--- Given data ---

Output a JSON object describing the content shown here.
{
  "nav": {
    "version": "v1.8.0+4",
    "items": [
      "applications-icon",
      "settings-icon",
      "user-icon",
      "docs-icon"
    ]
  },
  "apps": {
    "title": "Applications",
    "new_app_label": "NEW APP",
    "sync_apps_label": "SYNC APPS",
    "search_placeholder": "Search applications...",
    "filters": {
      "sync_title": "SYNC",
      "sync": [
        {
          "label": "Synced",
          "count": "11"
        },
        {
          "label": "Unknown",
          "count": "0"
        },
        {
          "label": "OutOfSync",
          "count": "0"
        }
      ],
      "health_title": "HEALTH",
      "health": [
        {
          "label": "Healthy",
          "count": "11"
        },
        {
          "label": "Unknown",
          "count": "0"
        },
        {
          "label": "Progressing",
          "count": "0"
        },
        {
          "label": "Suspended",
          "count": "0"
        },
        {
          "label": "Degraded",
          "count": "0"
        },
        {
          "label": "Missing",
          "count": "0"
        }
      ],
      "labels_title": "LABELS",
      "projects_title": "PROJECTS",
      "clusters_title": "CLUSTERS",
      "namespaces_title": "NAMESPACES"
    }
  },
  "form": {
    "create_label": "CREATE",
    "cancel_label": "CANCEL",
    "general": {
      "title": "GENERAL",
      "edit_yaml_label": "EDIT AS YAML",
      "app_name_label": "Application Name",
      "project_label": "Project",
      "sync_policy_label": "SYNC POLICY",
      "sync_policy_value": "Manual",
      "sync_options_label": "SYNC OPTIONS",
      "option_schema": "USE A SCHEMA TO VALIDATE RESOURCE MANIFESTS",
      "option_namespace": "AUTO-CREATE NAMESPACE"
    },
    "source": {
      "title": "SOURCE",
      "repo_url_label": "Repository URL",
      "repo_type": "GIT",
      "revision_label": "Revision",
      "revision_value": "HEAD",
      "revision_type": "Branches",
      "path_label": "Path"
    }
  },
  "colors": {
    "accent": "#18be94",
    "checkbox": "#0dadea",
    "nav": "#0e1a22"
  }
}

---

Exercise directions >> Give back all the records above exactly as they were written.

Answer for the task >>
Output a JSON object describing the content shown here.
{
  "nav": {
    "version": "v1.8.0+4",
    "items": [
      "applications-icon",
      "settings-icon",
      "user-icon",
      "docs-icon"
    ]
  },
  "apps": {
    "title": "Applications",
    "new_app_label": "NEW APP",
    "sync_apps_label": "SYNC APPS",
    "search_placeholder": "Search applications...",
    "filters": {
      "sync_title": "SYNC",
      "sync": [
        {
          "label": "Synced",
          "count": "11"
        },
        {
          "label": "Unknown",
          "count": "0"
        },
        {
          "label": "OutOfSync",
          "count": "0"
        }
      ],
      "health_title": "HEALTH",
      "health": [
        {
          "label": "Healthy",
          "count": "11"
        },
        {
          "label": "Unknown",
          "count": "0"
        },
        {
          "label": "Progressing",
          "count": "0"
        },
        {
          "label": "Suspended",
          "count": "0"
        },
        {
          "label": "Degraded",
          "count": "0"
        },
        {
          "label": "Missing",
          "count": "0"
        }
      ],
      "labels_title": "LABELS",
      "projects_title": "PROJECTS",
      "clusters_title": "CLUSTERS",
      "namespaces_title": "NAMESPACES"
    }
  },
  "form": {
    "create_label": "CREATE",
    "cancel_label": "CANCEL",
    "general": {
      "title": "GENERAL",
      "edit_yaml_label": "EDIT AS YAML",
      "app_name_label": "Application Name",
      "project_label": "Project",
      "sync_policy_label": "SYNC POLICY",
      "sync_policy_value": "Manual",
      "sync_options_label": "SYNC OPTIONS",
      "option_schema": "USE A SCHEMA TO VALIDATE RESOURCE MANIFESTS",
      "option_namespace": "AUTO-CREATE NAMESPACE"
    },
    "source": {
      "title": "SOURCE",
      "repo_url_label": "Repository URL",
      "repo_type": "GIT",
      "revision_label": "Revision",
      "revision_value": "HEAD",
      "revision_type": "Branches",
      "path_label": "Path"
    }
  },
  "colors": {
    "accent": "#18be94",
    "checkbox": "#0dadea",
    "nav": "#0e1a22"
  }
}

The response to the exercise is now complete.